But you can also imagine Ekiti today with its own police force. It would be improbable that APC’s Kayode Fayemi would be contesting this month’s governorship elections in that state. The fantasies of the current Ekiti governor would have been effected by his policemen. The temperament of some of our current governors make the creation of state police a piece of foolhardiness.
And if you like, you can imagine Kogi state with its own police force. It would then be impossible to imagine a Dino Melaye going back to his constituency to mobilize for votes this election season. Today’s governors lack the minimum selflessness and sense of justice needed to run a police force that would have constitutional powers to deprive people of their liberties.
But there is something else. Imagine that Fayemi had an Ekiti state police force in 2014. He wouldn’t have been left like a cow with out tail while his opponent abused the army and the police and put his supporters under a siege on the eve of the governorship election in that State. State police could check tyranny. But it would perhaps be a little harmful to the senses to imagine how a state police under Fayemi in 2014 would have contended with Birgadier Momoh and Chris Uba’s troops. The consequences of an all out confrontation in such scenarios could be calamitous.
There is a widespread anxiety about state police. States have electoral commissions. In most states, the electoral commissions are sham institutions. The governors use them to allocate most of the local government chairmanship positions to their parties and cronies. The story of state owned electoral commissions does not recommend state police.
The federal electoral institution, INEC has never met our expectations. But no state has managed to fashion a state owned electoral commission that even dreams to match INEC’s moral standing. There is no state electoral commission that has the sort of credibility INEC possesses.
So we must worry. If the states get their police and employ them as nefariously as they employ their electoral commissions then it will be utter chaos. A unitary federal police has meant that we have had a worthy institution. Governor Wike will tell you that his opponents in Rivers state have used the Special anti Robbery squad in his state like a political hammer. His opponents would counter that Governor Wike and a former First Lady had used a former Commissioner of Police, Mr Mbu, like a terrorist. Despite these shortcomings, many will agree that agencies controlled by the Federal Government have been a little less wolfish than those run by the states.
If tribalism meets abuse of state police in some of the states some minorities could be scorched. You can imagine a Plateau State Police force. The rampant indigene-settler feuds would have conditioned such a force and left one or two minority groups in peril. But you should look at the helplessness of the Benue governor after Agatu and other massacres by killer herdsmen. The majority of the people of Benue would argue that if the state had an equipped police force the elusive killer herdsmen would have been brought to justice. At least the Benue governor would have had to do more than begging the president and shedding tears on television.

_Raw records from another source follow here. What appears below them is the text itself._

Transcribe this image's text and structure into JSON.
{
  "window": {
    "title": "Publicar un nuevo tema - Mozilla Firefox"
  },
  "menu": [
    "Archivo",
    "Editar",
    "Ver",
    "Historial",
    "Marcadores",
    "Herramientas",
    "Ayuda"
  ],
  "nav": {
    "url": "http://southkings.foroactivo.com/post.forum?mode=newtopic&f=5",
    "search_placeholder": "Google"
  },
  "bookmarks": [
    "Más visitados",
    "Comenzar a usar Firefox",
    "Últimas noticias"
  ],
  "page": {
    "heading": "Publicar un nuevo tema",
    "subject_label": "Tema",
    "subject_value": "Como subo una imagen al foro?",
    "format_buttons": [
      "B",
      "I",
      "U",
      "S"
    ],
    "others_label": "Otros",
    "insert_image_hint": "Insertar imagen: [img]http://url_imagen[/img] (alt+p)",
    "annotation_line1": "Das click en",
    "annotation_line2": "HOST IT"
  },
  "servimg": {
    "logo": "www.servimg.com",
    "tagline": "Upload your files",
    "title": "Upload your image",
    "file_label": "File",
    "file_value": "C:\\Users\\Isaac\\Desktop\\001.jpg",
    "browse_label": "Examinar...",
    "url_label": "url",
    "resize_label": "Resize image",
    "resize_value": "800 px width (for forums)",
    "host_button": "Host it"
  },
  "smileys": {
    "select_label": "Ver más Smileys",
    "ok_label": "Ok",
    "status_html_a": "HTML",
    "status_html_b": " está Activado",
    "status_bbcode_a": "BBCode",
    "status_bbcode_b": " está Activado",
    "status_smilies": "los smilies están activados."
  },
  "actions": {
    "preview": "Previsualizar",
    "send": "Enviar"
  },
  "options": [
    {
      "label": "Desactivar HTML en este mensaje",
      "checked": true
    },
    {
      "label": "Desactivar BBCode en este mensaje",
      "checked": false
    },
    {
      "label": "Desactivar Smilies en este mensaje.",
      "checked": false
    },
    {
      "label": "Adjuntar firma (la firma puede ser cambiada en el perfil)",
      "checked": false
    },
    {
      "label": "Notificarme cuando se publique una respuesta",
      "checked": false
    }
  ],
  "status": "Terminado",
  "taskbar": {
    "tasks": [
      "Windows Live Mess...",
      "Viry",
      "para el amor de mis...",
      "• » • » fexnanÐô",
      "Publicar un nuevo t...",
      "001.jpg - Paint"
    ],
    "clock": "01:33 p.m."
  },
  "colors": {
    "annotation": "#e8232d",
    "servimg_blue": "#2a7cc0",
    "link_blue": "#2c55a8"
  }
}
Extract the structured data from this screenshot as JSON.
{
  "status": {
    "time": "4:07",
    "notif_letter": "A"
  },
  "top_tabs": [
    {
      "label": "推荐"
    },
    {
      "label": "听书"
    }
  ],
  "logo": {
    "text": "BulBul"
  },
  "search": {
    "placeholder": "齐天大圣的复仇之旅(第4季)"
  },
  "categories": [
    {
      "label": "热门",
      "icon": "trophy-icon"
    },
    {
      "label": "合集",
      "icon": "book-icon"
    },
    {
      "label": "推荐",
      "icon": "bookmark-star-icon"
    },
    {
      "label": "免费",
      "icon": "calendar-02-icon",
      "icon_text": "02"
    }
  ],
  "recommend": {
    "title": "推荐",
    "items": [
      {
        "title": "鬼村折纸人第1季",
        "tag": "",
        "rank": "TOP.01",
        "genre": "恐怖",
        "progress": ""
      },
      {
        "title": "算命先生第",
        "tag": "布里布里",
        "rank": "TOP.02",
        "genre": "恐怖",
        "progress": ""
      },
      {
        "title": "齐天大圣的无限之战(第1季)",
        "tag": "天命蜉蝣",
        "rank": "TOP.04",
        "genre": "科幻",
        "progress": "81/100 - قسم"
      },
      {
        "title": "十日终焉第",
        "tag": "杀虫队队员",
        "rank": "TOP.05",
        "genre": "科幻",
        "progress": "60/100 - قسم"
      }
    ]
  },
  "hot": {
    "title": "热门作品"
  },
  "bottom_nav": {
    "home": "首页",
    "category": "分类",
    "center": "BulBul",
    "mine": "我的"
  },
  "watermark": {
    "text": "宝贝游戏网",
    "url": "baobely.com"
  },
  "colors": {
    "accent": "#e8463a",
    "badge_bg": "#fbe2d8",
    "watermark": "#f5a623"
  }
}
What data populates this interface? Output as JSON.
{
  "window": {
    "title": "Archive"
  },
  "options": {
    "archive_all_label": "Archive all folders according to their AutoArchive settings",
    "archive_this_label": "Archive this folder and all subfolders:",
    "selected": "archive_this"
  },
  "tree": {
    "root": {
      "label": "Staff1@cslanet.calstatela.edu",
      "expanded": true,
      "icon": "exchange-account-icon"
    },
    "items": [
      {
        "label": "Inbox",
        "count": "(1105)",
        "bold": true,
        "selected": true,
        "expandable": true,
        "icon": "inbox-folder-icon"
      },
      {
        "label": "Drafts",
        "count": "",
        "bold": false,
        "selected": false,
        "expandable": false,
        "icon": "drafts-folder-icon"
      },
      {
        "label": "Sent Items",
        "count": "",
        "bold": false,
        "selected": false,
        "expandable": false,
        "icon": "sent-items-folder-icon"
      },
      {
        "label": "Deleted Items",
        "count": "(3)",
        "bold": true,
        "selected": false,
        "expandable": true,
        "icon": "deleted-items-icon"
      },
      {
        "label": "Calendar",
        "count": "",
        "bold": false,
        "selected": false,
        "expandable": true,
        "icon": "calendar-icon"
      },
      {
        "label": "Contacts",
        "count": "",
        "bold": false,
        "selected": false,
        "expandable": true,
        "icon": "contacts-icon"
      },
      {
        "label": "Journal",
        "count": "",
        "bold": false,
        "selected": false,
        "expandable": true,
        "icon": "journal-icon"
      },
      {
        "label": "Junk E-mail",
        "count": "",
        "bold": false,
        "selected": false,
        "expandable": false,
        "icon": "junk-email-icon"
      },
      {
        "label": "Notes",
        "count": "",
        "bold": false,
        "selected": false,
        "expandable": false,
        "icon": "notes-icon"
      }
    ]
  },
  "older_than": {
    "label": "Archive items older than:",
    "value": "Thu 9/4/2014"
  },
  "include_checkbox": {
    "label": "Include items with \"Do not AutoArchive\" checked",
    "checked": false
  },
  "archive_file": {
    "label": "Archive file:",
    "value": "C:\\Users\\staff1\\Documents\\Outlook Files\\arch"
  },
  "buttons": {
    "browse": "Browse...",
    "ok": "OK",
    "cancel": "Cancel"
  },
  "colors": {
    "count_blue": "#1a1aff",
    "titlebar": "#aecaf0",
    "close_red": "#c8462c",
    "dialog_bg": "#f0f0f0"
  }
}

What must we then do?
The concept of the state police is appealing. It fits our federal constitution better and suits our crime situation. How then must we check its abuse by our state governors. The answer would lie in making our idea and legal foundations of state police conform with the concept of community policing.
State police forces must be subject to the people and the constitution. The states have houses of Assembly but they have all become rubber stamps of governors. So the control of the police must rest in another institution. It could be a state police commission which would have 50% of its membership as elected independents, and 50% appointed by religious groups and the civil society. Regional police forces have been suggested. They could check arbitrariness and abuse. But they would reduce many aspects of accountability significantly.